What to work on => Would you go through the records below and copy each line with the string "value"?

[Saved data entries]
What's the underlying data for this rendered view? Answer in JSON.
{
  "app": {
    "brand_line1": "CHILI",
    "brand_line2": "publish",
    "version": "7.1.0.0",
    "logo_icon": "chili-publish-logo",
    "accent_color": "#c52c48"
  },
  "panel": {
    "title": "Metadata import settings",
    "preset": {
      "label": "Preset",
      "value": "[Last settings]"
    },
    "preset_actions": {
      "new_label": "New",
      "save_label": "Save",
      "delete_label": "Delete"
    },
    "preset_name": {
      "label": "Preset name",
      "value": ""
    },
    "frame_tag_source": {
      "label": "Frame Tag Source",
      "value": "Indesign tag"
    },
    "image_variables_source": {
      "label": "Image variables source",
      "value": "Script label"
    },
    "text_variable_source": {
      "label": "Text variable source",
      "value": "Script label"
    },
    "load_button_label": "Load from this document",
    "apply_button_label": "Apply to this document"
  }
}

Exercise result =>
      "value": "[Last settings]"
      "value": ""
      "value": "Indesign tag"
      "value": "Script label"
      "value": "Script label"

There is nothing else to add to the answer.